## Assignment
Please return every line below that contains the string "with".

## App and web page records
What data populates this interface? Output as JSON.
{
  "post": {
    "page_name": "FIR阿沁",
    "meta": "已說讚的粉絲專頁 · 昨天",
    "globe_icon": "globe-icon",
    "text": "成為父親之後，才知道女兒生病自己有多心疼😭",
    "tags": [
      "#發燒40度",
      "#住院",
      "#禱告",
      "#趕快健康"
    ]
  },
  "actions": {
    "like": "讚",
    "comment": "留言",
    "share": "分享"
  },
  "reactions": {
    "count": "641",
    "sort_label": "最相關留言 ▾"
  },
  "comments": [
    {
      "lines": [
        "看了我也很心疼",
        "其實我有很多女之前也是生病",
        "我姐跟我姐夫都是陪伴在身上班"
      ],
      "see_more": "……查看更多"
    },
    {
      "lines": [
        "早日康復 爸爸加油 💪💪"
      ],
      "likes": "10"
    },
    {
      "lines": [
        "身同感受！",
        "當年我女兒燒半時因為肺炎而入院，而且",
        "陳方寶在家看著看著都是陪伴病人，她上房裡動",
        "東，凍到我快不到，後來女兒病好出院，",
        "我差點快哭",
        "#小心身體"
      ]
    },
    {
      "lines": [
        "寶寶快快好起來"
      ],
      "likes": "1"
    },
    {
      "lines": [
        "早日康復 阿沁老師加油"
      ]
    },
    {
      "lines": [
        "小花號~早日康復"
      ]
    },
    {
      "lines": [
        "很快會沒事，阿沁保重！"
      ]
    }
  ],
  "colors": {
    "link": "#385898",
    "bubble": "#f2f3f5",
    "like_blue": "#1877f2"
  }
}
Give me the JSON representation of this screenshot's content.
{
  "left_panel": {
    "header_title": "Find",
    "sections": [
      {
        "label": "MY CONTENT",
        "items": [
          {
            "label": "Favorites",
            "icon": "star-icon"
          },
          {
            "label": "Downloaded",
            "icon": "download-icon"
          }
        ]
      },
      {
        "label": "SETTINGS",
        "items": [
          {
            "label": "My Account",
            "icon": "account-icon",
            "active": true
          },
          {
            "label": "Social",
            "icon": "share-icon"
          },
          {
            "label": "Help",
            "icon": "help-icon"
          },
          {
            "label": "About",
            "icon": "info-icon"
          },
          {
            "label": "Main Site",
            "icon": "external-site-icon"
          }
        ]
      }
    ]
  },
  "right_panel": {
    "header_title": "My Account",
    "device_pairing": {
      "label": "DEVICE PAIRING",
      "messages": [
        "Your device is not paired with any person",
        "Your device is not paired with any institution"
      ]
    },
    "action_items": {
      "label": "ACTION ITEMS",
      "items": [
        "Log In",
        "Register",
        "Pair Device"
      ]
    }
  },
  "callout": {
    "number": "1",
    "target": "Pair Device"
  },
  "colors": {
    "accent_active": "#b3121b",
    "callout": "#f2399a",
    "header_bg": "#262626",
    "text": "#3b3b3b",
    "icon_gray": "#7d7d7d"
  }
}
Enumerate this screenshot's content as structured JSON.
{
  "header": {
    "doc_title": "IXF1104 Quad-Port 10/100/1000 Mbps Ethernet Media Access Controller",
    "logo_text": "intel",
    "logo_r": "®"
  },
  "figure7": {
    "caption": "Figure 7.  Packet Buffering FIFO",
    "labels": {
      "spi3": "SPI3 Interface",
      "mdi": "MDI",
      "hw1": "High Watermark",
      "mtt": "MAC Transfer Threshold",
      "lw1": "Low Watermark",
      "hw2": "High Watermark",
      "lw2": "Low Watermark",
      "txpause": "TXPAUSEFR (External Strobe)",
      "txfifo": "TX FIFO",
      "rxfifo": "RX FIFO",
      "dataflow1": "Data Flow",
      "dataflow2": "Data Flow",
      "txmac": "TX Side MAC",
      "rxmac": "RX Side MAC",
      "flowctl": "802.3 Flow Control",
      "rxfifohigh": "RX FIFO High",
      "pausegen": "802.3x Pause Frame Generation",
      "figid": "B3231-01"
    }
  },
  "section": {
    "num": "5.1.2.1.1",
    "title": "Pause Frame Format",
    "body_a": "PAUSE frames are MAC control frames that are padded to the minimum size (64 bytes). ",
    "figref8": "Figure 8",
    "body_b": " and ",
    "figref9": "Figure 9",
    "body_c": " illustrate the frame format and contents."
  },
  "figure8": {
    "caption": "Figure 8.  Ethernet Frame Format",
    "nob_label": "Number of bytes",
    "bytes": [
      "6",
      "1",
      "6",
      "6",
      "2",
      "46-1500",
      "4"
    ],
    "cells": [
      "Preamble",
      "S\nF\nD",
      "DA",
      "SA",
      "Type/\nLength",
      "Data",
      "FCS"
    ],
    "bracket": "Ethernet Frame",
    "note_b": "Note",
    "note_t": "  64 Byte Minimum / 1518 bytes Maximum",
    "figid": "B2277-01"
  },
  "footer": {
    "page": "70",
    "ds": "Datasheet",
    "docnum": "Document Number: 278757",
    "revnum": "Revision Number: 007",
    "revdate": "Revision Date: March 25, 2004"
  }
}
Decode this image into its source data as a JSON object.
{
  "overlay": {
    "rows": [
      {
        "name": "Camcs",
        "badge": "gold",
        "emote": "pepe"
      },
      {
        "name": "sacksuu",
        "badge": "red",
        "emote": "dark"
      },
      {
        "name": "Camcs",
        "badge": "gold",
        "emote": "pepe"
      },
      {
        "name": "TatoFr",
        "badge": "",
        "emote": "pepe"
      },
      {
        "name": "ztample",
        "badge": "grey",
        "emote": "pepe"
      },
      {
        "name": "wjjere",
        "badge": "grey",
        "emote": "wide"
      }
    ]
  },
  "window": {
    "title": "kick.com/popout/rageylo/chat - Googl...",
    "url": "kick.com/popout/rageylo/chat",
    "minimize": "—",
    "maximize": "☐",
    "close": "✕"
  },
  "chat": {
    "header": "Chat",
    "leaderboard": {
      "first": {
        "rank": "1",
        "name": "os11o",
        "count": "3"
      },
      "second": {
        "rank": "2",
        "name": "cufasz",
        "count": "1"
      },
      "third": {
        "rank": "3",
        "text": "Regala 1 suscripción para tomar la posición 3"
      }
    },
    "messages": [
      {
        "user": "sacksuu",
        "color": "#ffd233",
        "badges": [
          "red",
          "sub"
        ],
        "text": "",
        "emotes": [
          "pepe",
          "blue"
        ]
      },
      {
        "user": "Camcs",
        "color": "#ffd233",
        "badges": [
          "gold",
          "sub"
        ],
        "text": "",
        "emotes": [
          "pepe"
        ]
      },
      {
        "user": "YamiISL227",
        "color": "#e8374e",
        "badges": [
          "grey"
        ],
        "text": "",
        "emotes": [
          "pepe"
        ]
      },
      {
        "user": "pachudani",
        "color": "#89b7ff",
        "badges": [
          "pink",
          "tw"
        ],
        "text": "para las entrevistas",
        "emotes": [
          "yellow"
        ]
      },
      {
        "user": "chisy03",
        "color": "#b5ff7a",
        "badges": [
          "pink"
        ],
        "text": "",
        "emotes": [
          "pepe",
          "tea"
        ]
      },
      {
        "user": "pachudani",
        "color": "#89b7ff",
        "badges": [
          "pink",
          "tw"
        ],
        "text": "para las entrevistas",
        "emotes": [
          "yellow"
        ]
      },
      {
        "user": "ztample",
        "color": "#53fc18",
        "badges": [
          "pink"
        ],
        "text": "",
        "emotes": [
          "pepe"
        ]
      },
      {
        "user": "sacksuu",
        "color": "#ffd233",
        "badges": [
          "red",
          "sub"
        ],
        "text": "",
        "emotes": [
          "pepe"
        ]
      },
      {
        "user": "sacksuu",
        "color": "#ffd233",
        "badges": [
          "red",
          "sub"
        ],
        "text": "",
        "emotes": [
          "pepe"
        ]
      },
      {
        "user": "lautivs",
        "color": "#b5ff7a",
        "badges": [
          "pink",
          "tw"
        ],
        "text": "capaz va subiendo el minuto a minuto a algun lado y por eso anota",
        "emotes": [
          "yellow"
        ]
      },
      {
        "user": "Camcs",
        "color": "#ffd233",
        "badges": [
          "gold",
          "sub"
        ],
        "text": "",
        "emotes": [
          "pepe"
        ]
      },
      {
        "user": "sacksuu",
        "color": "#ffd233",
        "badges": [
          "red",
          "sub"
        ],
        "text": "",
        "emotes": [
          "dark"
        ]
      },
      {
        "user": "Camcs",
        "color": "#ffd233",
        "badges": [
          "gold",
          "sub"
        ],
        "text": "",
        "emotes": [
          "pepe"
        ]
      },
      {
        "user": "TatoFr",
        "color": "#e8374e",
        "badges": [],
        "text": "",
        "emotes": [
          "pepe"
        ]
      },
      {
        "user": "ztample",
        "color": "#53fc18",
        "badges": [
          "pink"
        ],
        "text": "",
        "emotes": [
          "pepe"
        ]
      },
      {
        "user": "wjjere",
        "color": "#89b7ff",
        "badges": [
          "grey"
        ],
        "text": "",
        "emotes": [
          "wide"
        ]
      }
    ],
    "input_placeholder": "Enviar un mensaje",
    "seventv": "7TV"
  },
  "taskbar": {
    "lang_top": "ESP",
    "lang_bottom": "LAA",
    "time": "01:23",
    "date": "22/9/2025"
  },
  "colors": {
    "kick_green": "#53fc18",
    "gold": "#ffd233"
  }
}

## Output below
        "Your device is not paired with any person",
        "Your device is not paired with any institution"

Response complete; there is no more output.